On February 4, 2007, we adopted FASB Interpretation No. (FIN) 48, Accounting for Uncertainty in Income Taxesan interpretation of FASB Statement No. (SFAS) 109. FIN 48 prescribes a recognition threshold that a tax position is required to meet before being recognized in the financial statements and provides guidance on derecognition, measurement, classification, interest and penalties, accounting in interim periods, disclosure and transition issues.

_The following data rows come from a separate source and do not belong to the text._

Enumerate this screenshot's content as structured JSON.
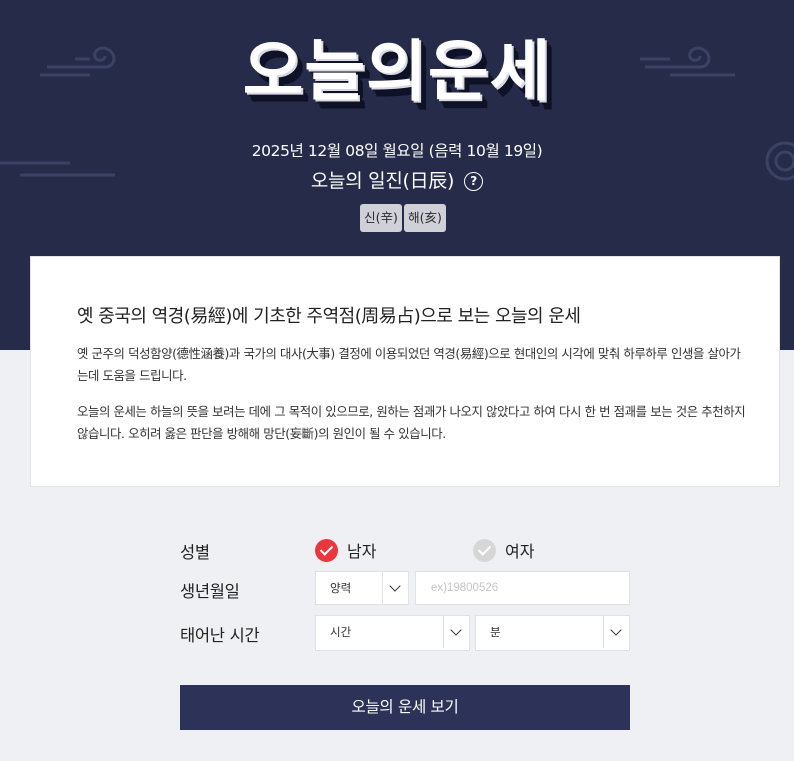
{
  "header": {
    "title": "오늘의운세",
    "date_line": "2025년 12월 08일 월요일 (음력 10월 19일)",
    "iljin_label": "오늘의 일진(日辰)",
    "help_icon": "question-circle-icon",
    "chips": [
      "신(辛)",
      "해(亥)"
    ]
  },
  "info": {
    "heading": "옛 중국의 역경(易經)에 기초한 주역점(周易占)으로 보는 오늘의 운세",
    "paragraph1": "옛 군주의 덕성함양(德性涵養)과 국가의 대사(大事) 결정에 이용되었던 역경(易經)으로 현대인의 시각에 맞춰 하루하루 인생을 살아가는데 도움을 드립니다.",
    "paragraph2": "오늘의 운세는 하늘의 뜻을 보려는 데에 그 목적이 있으므로, 원하는 점괘가 나오지 않았다고 하여 다시 한 번 점괘를 보는 것은 추천하지 않습니다. 오히려 옳은 판단을 방해해 망단(妄斷)의 원인이 될 수 있습니다."
  },
  "form": {
    "gender_label": "성별",
    "male_label": "남자",
    "female_label": "여자",
    "selected_gender": "남자",
    "birth_label": "생년월일",
    "calendar_select": "양력",
    "birth_placeholder": "ex)19800526",
    "time_label": "태어난 시간",
    "hour_select": "시간",
    "minute_select": "분",
    "submit_label": "오늘의 운세 보기"
  },
  "colors": {
    "hero_bg": "#262b4a",
    "button_bg": "#2d3358",
    "radio_on": "#e8373f",
    "radio_off": "#d6d6d6"
  }
}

The cumulative effects of applying this interpretation have been recorded as a decrease of $4 million to opening retained earnings, an increase of $85 million to short-term and long-term income tax assets and an increase of $89 million to short-term and long-term income tax liabilities as of February 4, 2007. Included in the cumulative effect decrease at the beginning of fiscal year 2007, we had $135 million of total gross unrecognized tax benefits. Of this total, $50 million, net of the federal benefit on state issues, represents the amount of unrecognized tax benefits that, if recognized, would favorably affect the effective income tax rate in future periods. Also, as of the adoption date, we had accrued interest expense of $27 million related to the unrecognized tax benefits. We recognize interest related to unrecognized tax benefits in interest expense and penalties in operating expenses in our condensed consolidated statements of income.
During the thirteen weeks ended May 5, 2007, the total gross unrecognized tax benefits did not change materially.
We conduct business globally and, as a result, file income tax returns in the U.S. federal jurisdiction and various state and foreign jurisdictions. In the normal course of business, we are subject to examination by taxing authorities throughout the world, including such major jurisdictions as Canada, France, Hong Kong, Japan, the U.K. and the United States. With few exceptions, we are no longer subject to U.S. federal, state, local, or non-U.S. income tax examinations for fiscal years before 1997. We do not anticipate that total gross unrecognized tax benefits will significantly change as a result of the settlement of audits or the expiration of statutes of limitations within the next 12 months.
Pursuant to the guidance provided in Accounting Principles Board Opinion No. (APB) 23 and SFAS 109, except where required by U.S. tax law, we have historically elected not to provide for U.S. income taxes with respect to the undistributed earnings of our foreign subsidiaries as we have intended to utilize those earnings in the foreign operations for an indefinite period of time or repatriate such earnings only when tax effective to do so. In April 2007, we assessed the anticipated cash needs and overall financial position of our Canadian subsidiaries. As a result, we have determined that we no longer intend to utilize $88 million of the undistributed earnings of our Canadian subsidiaries in foreign operations indefinitely. Accordingly, we have established a deferred tax asset for U.S. income taxes with respect to this portion of the undistributed earnings of our Canadian subsidiaries as of May 5, 2007 and have recorded a related tax benefit of $3 million. We intend to utilize the remainder of the undistributed earnings of our foreign subsidiaries in the foreign operations for an indefinite period of time or repatriate such earnings only when tax effective to do so.